State health officials lay out guidelines for youth, adult sports starting June 10

The Minnesota Department of Health on Monday laid out guidelines for youth and adult sports as Governor Tim Walz prepares to loosen restrictions in several areas on June 10 amid the Coronavirus pandemic.

“We're working hard to get Minnesotans back on fields, courts, ice, and more — safely — during COVID-19. We have turned the dial to allow for more activity and more people as safely as possibly by updating our guidance for youth and adult sports. 

“Different risk levels mean different precautions. We are hopeful and optimistic that if the COVID-19 health measures continue in the current direction, we will be able to resume games and competitions for medium-risk sports by the end of June,” state health officials said in a statement.

Walz deemed several sports high-risk, which involve participants being in close or sustained contact with each other, a lack of protective barriers and a high probability that respiratory particles will be transmitted between participants. Those sports include rugby, boxing, judo, karate, taekwondo, wresting, football, lacrosse, hockey, group dance and group cheer.

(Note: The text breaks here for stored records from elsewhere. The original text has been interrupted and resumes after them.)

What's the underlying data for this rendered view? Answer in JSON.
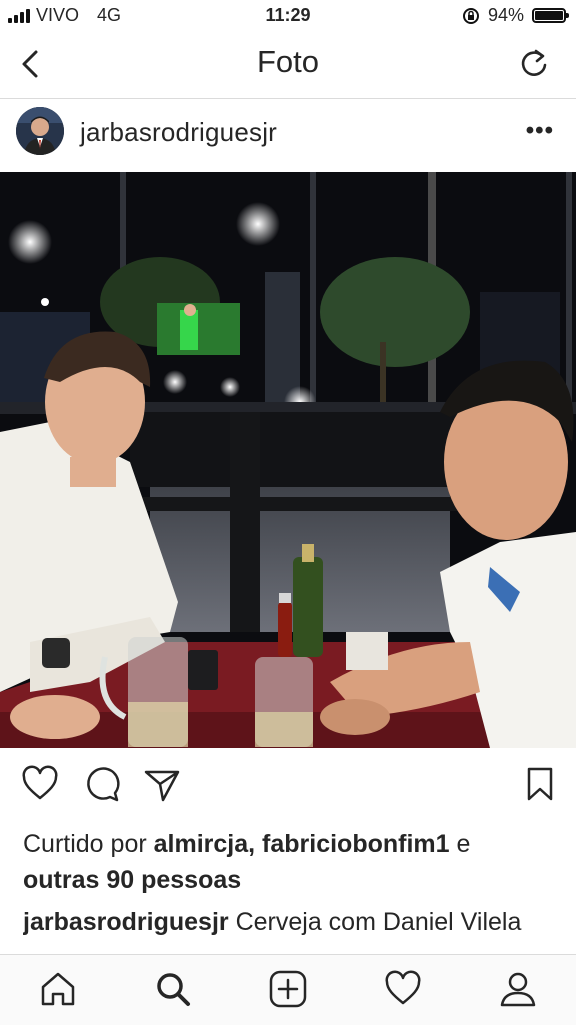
{
  "status_bar": {
    "carrier": "VIVO",
    "network": "4G",
    "time": "11:29",
    "battery": "94%",
    "battery_level": 0.94
  },
  "nav": {
    "title": "Foto",
    "back_icon": "chevron-left-icon",
    "refresh_icon": "refresh-icon"
  },
  "post": {
    "username": "jarbasrodriguesjr",
    "more_label": "•••",
    "photo_icon": "photo-two-men-at-table"
  },
  "likes": {
    "prefix": "Curtido por",
    "users": "almircja, fabriciobonfim1",
    "connector": "e",
    "others": "outras 90 pessoas"
  },
  "caption": {
    "username": "jarbasrodriguesjr",
    "text": "Cerveja com Daniel Vilela"
  },
  "colors": {
    "text": "#262626",
    "divider": "#dbdbdb",
    "tabbar_bg": "#fafafa"
  },
  "tabbar": [
    "home-icon",
    "search-icon",
    "add-post-icon",
    "activity-heart-icon",
    "profile-icon"
  ]
}
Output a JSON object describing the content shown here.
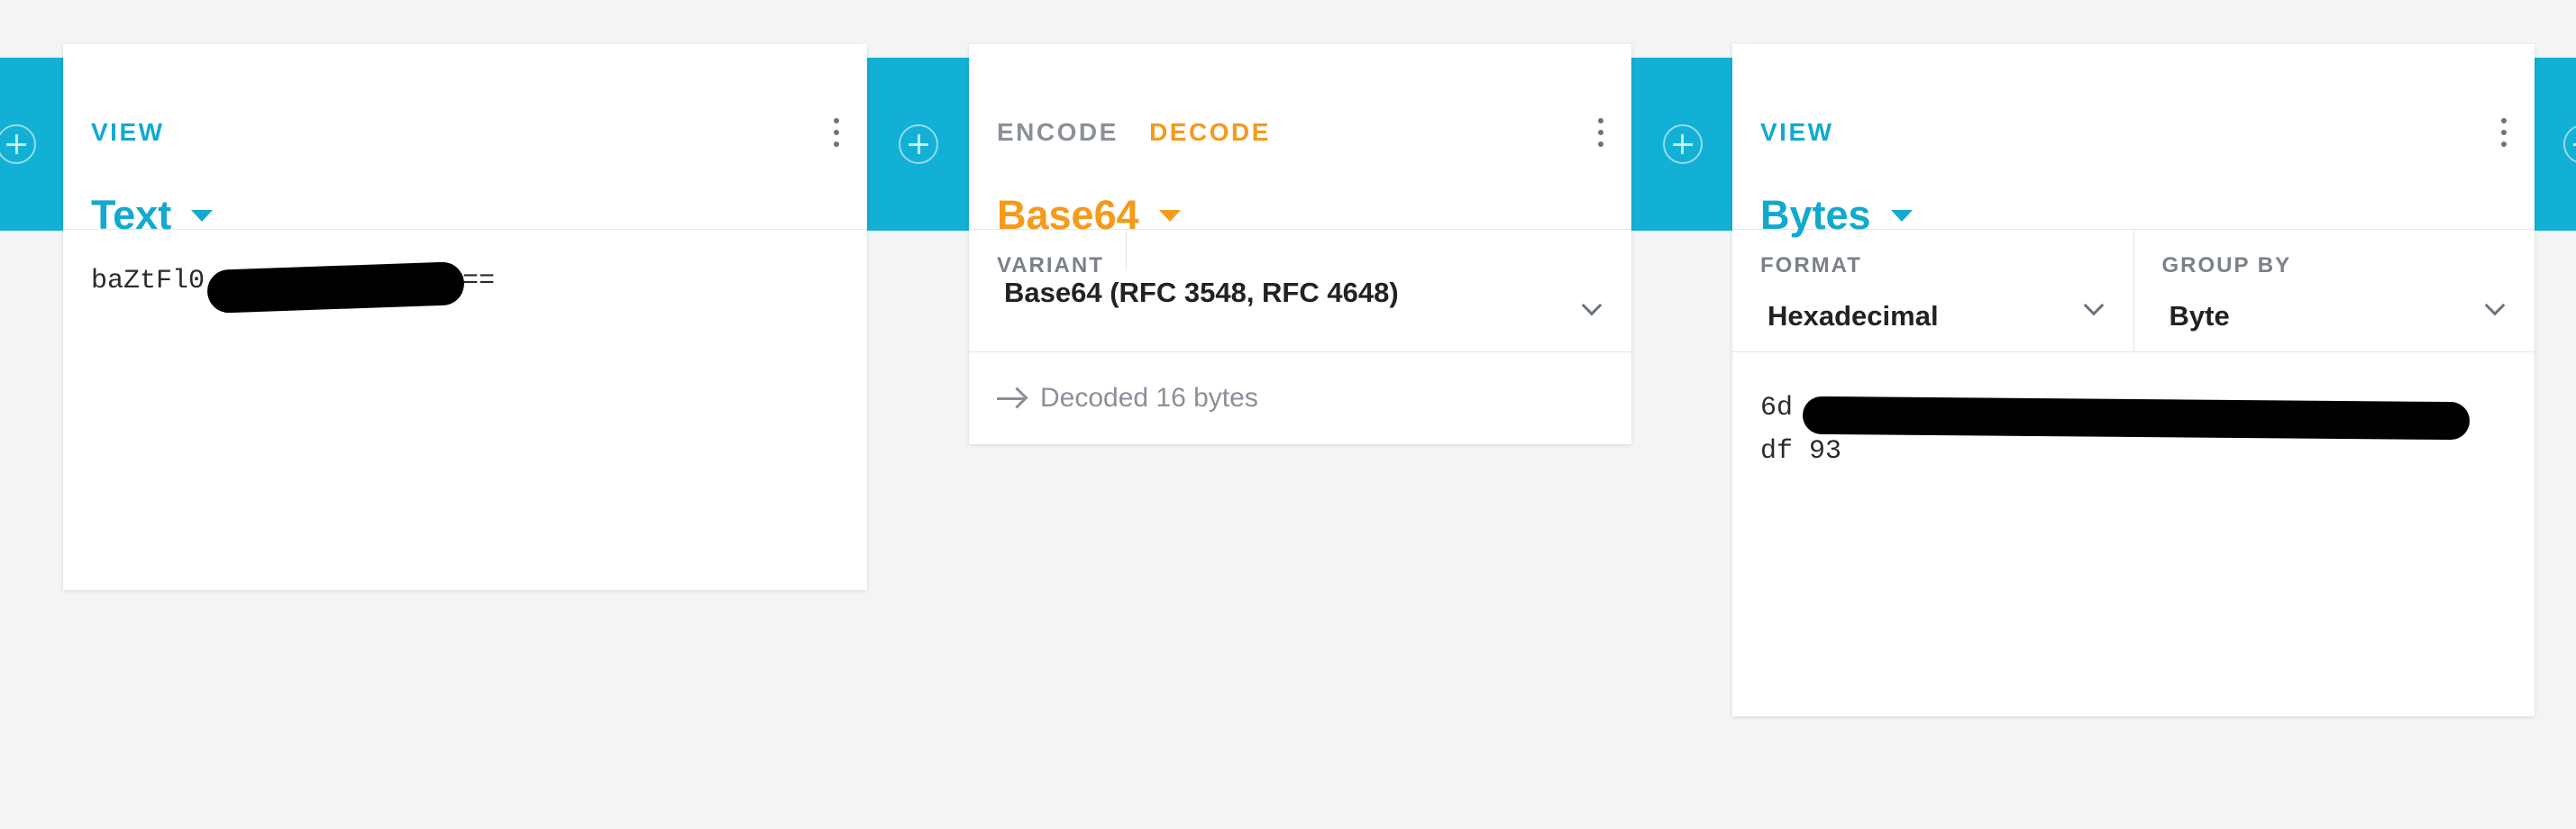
{
  "colors": {
    "accent_cyan": "#13a9cf",
    "accent_orange": "#f59a1b",
    "band": "#12b0d4"
  },
  "card1": {
    "tab": "VIEW",
    "title": "Text",
    "content_start": "baZtFl0",
    "content_end": "zfkw=="
  },
  "card2": {
    "tab_encode": "ENCODE",
    "tab_decode": "DECODE",
    "title": "Base64",
    "variant_label": "VARIANT",
    "variant_value": "Base64 (RFC 3548, RFC 4648)",
    "status": "Decoded 16 bytes"
  },
  "card3": {
    "tab": "VIEW",
    "title": "Bytes",
    "format_label": "FORMAT",
    "format_value": "Hexadecimal",
    "group_label": "GROUP BY",
    "group_value": "Byte",
    "line1_start": "6d",
    "line2": "df 93"
  },
  "icons": [
    "add-circle-icon",
    "kebab-menu-icon",
    "caret-down-icon",
    "chevron-down-icon",
    "arrow-right-icon"
  ]
}
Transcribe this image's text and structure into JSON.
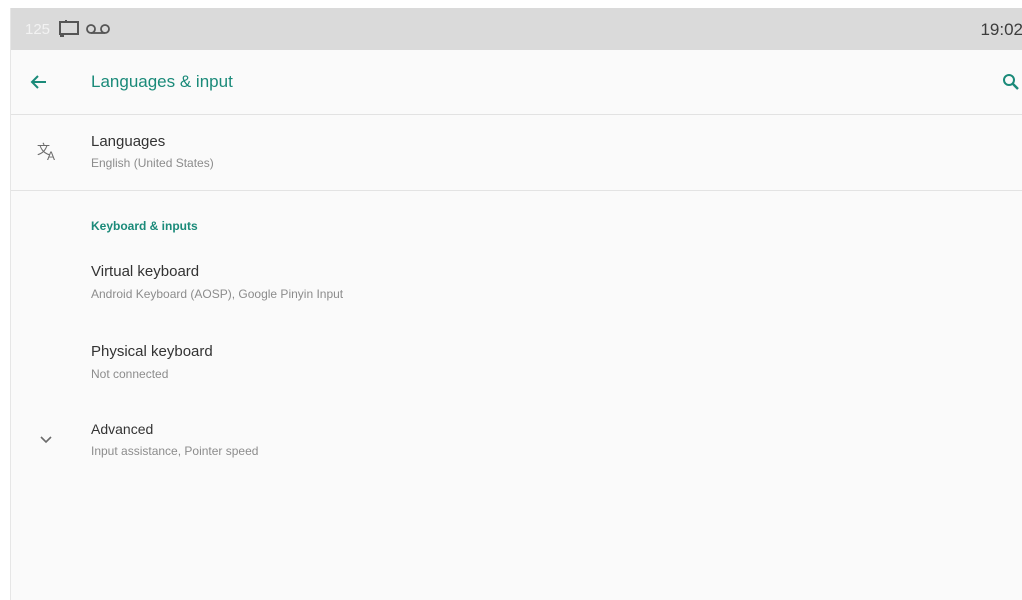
{
  "status_bar": {
    "notification_count": "125",
    "time": "19:02"
  },
  "app_bar": {
    "title": "Languages & input",
    "back_icon": "arrow-back-icon",
    "search_icon": "search-icon"
  },
  "languages": {
    "title": "Languages",
    "summary": "English (United States)",
    "icon": "translate-icon"
  },
  "keyboard_category": {
    "title": "Keyboard & inputs"
  },
  "virtual_keyboard": {
    "title": "Virtual keyboard",
    "summary": "Android Keyboard (AOSP), Google Pinyin Input"
  },
  "physical_keyboard": {
    "title": "Physical keyboard",
    "summary": "Not connected"
  },
  "advanced": {
    "title": "Advanced",
    "summary": "Input assistance, Pointer speed",
    "icon": "chevron-down-icon"
  },
  "colors": {
    "accent": "#1a8a79",
    "status_bar": "#dadada",
    "background": "#fafafa"
  }
}
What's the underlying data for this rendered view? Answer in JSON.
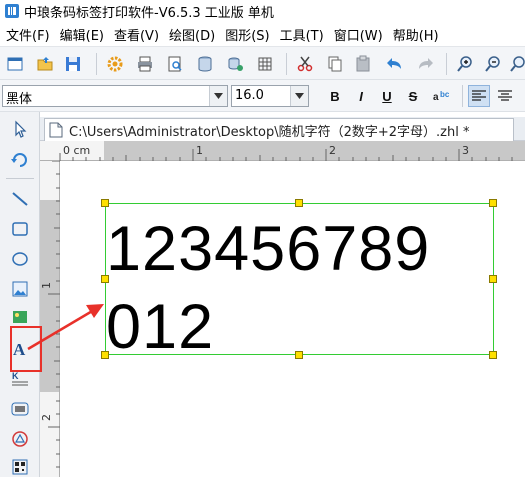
{
  "window": {
    "title": "中琅条码标签打印软件-V6.5.3 工业版 单机"
  },
  "menu": [
    {
      "label": "文件(F)"
    },
    {
      "label": "编辑(E)"
    },
    {
      "label": "查看(V)"
    },
    {
      "label": "绘图(D)"
    },
    {
      "label": "图形(S)"
    },
    {
      "label": "工具(T)"
    },
    {
      "label": "窗口(W)"
    },
    {
      "label": "帮助(H)"
    }
  ],
  "format_bar": {
    "font_name": "黑体",
    "font_size": "16.0",
    "bold_label": "B",
    "italic_label": "I",
    "underline_label": "U",
    "strike_label": "S"
  },
  "document": {
    "tab_path": "C:\\Users\\Administrator\\Desktop\\随机字符（2数字+2字母）.zhl *"
  },
  "ruler": {
    "unit_label": "0 cm",
    "top_marks": [
      "1",
      "2",
      "3"
    ],
    "left_marks": [
      "1",
      "2"
    ]
  },
  "label_text": {
    "line1": "123456789",
    "line2": "012"
  },
  "colors": {
    "selection_border": "#33cc33",
    "handle": "#ffe000",
    "annotation": "#e8312a"
  },
  "icons": {
    "toolbar": [
      "new-icon",
      "open-icon",
      "save-icon",
      "settings-icon",
      "print-icon",
      "print-preview-icon",
      "database-icon",
      "db-settings-icon",
      "grid-icon",
      "cut-icon",
      "copy-icon",
      "paste-icon",
      "undo-icon",
      "redo-icon",
      "zoom-in-icon",
      "zoom-out-icon",
      "zoom-fit-icon"
    ],
    "left_tools": [
      "select-arrow-icon",
      "rotate-icon",
      "line-icon",
      "rectangle-icon",
      "ellipse-icon",
      "image-icon",
      "picture-icon",
      "text-icon",
      "rich-text-icon",
      "barcode-icon",
      "shape-icon",
      "qrcode-icon"
    ]
  }
}
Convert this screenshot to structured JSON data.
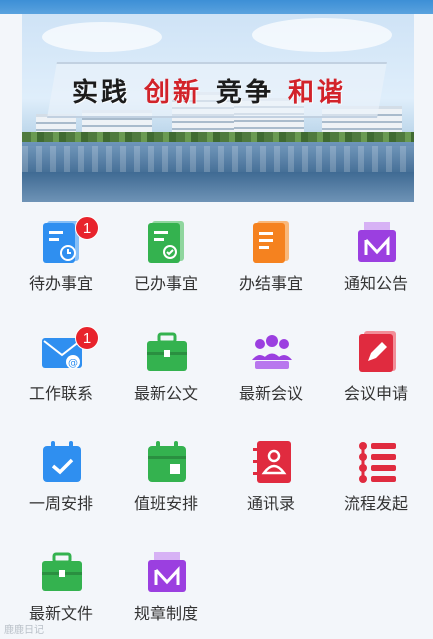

Medium-risk sports are identified as those that involve close and sustained contact, but have protective equipment in place that can reduce the spread of respiratory particles. Those sports include kayaking, canoeing, gymnastics, table tennis, swimming, fencing, group cycling, group running, group sailing, volleyball, soccer basketball, baseball, softball and bowling.

Sports at medium or high risk must keep interaction between players without contact. The focus must be on skill development, and there can’t be any games or competitions, even if they are traveling out of state where they’re allowed.

Low risk sports are those that can be done individually, with social distancing and minimal sharing of equipment. Those include archery, clay target shooting, individual running, cycling, swimming, diving, canoeing, kayaking, golf, sailing, weight lifting and others. Games are permitted, but can’t have parents or guardians attending.

For adult sports, the State Department of Health strongly encourages any games or practices to be outside as much as possible. Participants should wear masks as much as is feasible. Equipment should not be shared, indoor activities shouldn’t have more than 10 players and no more than 25 outdoors.

Starting June 10, all public swimming pools can open at 50 percent capacity and must have a Covid-19 Preparedness Plan before opening.

State health officials urge that while people can get outside to play sports and do so in small groups, strict Covid-19 guidelines should remain in place. That includes practicing social distancing whenever possible, wearing a mask whenever feasible and a consistent practice of washing your hands and using hand sanitizer.